I thought I might become someone else in time, grafted on to something better and stronger.
The inward life tells us that we are multiple not single, and that our one existence is really countless existences holding hands like those cut-out paper dolls, but unlike the dolls never coming to an end. When we say, 'I have been here before,' perhaps we mean, 'I am here now,' but in another life, another time, doing something else. Our lives could be stacked together like plates on a waiter's hand. Only the top one is showing, but the rest are there and by mistake we discover them.
Escape from what? The present? Yes, from this foreground that blinds me to whatever may be happening in the distance. If I have a spirit, a soul, any name will do, then it won't be single, it will be multiple. Its dimension will not be one of confinement but one of space. It may inhabit numerous changing decaying bodies in the future and in the past.
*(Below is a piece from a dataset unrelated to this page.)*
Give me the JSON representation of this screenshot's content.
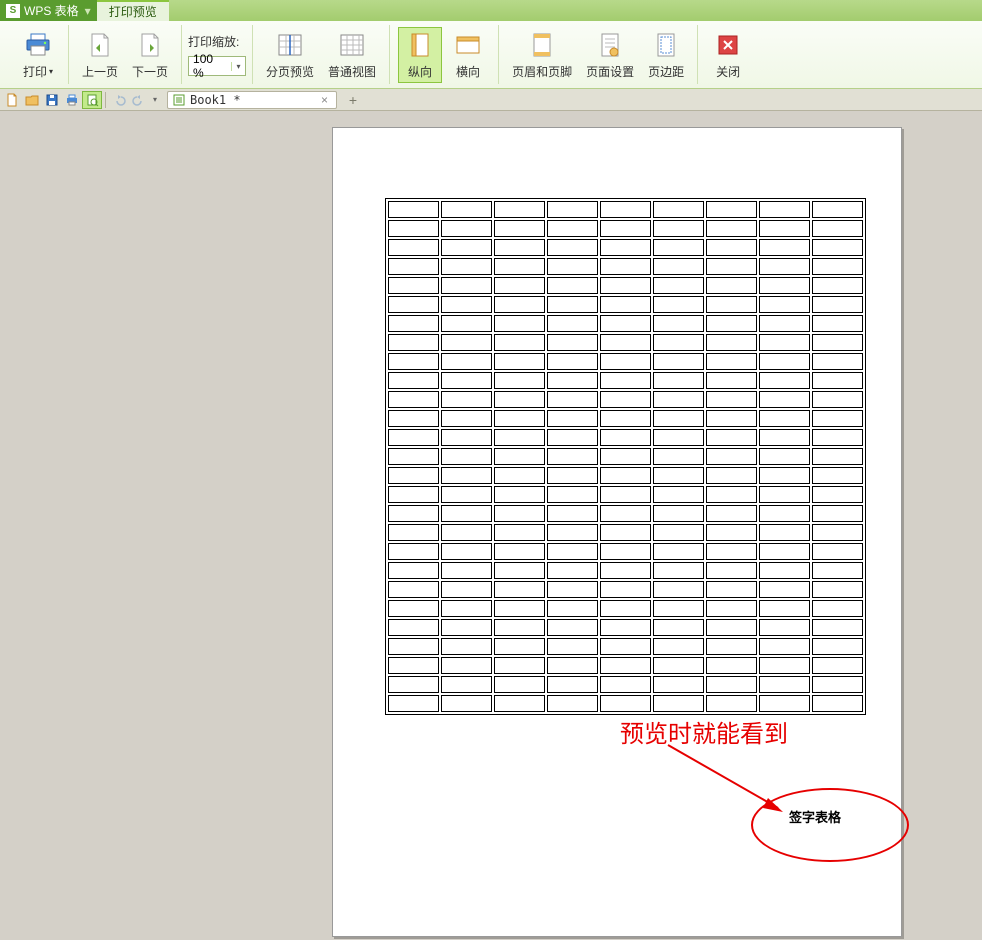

Poisoned or not, the mercury has made me think like this. Drop it and it shivers in clones of itself all over the floor, but you can scoop it up again and there won't be any seams or shatter marks. It's one life or countless lives depending on what you want.
The future and the present and the past exist only in our minds, and from a distance the borders of each shrink and fade like the borders of hostile countries seen from a floating city in the sky. The river runs from one country to another without stopping. And even the most solid of things and the most real, the best-loved and the well-known, are only hand-shadows on the wall. Empty space and points of light.
--Jeanette Winterson, Sexing the Cherry
As you can gather from the quotes above, in a novel brimming with mythology, fairy tale, history, and metaphysics, (in a year that I want to spend quite a bit of time on mythology), I was most taken by the metaphysics. The earthy giantess Dog Woman, who raised dogs for fighting in 17th century London and did not hesitate to kill hypocritical Puritans who crossed her path, often appalled me; her dreamy foundling son Jordan, a fantasist who sailed the world, did not.
But are the Dog Woman and Jordan of the 17th century the same characters as the ones who show up in present day London at the end of the book, the pretty young chemist camped in protest by the side of a poisoned river and the Nicolas Jordan who joins her there? Have souls transmigrated across the centuries or has one of the characters merely engaged in "rich imaginings"?
I'd prefer the transmigration. Unfortunately, there was something about Sexing the Cherry that made me feel like Eustace Scrubb who'd read the wrong books for the adventure at hand. How can I sprinkle the coal-dust over the milky invisible ink in Winterson if I've never read Orlando, or Angela Carter? I wondered early on if the entire book was supposed to be a celebration of the transportive powers of the imagination, but too often I found the commingling of the different genres more off-putting than engaging. For a short book, I checked to see how many pages remained way too often.
I'm looking forward to discussing this one much more than attempting to write about it.